_WORK ORDER:_ Your response should consist of the lines below, printed exactly.

Data about app and page elements:

--- START ---

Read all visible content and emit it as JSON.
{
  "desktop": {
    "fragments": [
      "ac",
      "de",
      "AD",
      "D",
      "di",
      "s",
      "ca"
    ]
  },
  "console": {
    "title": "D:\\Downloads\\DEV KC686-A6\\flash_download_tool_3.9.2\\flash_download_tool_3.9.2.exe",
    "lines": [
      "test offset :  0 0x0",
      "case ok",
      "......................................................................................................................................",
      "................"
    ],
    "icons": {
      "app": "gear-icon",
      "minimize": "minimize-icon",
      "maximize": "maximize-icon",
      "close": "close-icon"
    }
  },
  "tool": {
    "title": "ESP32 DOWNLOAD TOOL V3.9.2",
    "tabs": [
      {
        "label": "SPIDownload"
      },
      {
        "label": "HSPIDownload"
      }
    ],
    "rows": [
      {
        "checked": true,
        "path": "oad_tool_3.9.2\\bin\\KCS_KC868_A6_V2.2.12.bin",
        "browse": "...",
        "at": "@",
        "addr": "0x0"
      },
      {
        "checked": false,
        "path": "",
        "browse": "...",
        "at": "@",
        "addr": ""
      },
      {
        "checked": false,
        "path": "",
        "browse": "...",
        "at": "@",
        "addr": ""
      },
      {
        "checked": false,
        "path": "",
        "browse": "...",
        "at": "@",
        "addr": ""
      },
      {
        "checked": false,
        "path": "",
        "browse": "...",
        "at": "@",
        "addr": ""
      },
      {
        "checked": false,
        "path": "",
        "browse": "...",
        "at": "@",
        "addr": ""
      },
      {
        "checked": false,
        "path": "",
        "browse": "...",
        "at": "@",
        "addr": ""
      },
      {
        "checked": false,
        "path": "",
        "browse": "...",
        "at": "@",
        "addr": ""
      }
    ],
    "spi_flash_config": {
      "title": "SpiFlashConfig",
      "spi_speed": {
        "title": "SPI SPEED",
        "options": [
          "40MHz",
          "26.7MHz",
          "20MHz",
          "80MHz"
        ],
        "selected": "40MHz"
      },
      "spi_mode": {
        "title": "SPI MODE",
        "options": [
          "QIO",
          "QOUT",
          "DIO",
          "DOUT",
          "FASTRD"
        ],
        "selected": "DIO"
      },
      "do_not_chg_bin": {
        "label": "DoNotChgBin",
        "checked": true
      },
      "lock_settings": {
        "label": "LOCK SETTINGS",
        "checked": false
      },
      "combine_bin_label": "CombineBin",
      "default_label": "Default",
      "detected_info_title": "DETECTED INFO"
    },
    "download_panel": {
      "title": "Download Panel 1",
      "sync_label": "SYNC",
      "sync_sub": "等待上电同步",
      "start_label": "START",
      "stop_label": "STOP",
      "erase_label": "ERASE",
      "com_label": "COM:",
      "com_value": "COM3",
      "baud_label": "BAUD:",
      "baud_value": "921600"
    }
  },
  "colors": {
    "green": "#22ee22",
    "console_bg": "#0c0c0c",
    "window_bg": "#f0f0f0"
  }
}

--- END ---

_FINISHED EXERCISE:_
Read all visible content and emit it as JSON.
{
  "desktop": {
    "fragments": [
      "ac",
      "de",
      "AD",
      "D",
      "di",
      "s",
      "ca"
    ]
  },
  "console": {
    "title": "D:\\Downloads\\DEV KC686-A6\\flash_download_tool_3.9.2\\flash_download_tool_3.9.2.exe",
    "lines": [
      "test offset :  0 0x0",
      "case ok",
      "......................................................................................................................................",
      "................"
    ],
    "icons": {
      "app": "gear-icon",
      "minimize": "minimize-icon",
      "maximize": "maximize-icon",
      "close": "close-icon"
    }
  },
  "tool": {
    "title": "ESP32 DOWNLOAD TOOL V3.9.2",
    "tabs": [
      {
        "label": "SPIDownload"
      },
      {
        "label": "HSPIDownload"
      }
    ],
    "rows": [
      {
        "checked": true,
        "path": "oad_tool_3.9.2\\bin\\KCS_KC868_A6_V2.2.12.bin",
        "browse": "...",
        "at": "@",
        "addr": "0x0"
      },
      {
        "checked": false,
        "path": "",
        "browse": "...",
        "at": "@",
        "addr": ""
      },
      {
        "checked": false,
        "path": "",
        "browse": "...",
        "at": "@",
        "addr": ""
      },
      {
        "checked": false,
        "path": "",
        "browse": "...",
        "at": "@",
        "addr": ""
      },
      {
        "checked": false,
        "path": "",
        "browse": "...",
        "at": "@",
        "addr": ""
      },
      {
        "checked": false,
        "path": "",
        "browse": "...",
        "at": "@",
        "addr": ""
      },
      {
        "checked": false,
        "path": "",
        "browse": "...",
        "at": "@",
        "addr": ""
      },
      {
        "checked": false,
        "path": "",
        "browse": "...",
        "at": "@",
        "addr": ""
      }
    ],
    "spi_flash_config": {
      "title": "SpiFlashConfig",
      "spi_speed": {
        "title": "SPI SPEED",
        "options": [
          "40MHz",
          "26.7MHz",
          "20MHz",
          "80MHz"
        ],
        "selected": "40MHz"
      },
      "spi_mode": {
        "title": "SPI MODE",
        "options": [
          "QIO",
          "QOUT",
          "DIO",
          "DOUT",
          "FASTRD"
        ],
        "selected": "DIO"
      },
      "do_not_chg_bin": {
        "label": "DoNotChgBin",
        "checked": true
      },
      "lock_settings": {
        "label": "LOCK SETTINGS",
        "checked": false
      },
      "combine_bin_label": "CombineBin",
      "default_label": "Default",
      "detected_info_title": "DETECTED INFO"
    },
    "download_panel": {
      "title": "Download Panel 1",
      "sync_label": "SYNC",
      "sync_sub": "等待上电同步",
      "start_label": "START",
      "stop_label": "STOP",
      "erase_label": "ERASE",
      "com_label": "COM:",
      "com_value": "COM3",
      "baud_label": "BAUD:",
      "baud_value": "921600"
    }
  },
  "colors": {
    "green": "#22ee22",
    "console_bg": "#0c0c0c",
    "window_bg": "#f0f0f0"
  }
}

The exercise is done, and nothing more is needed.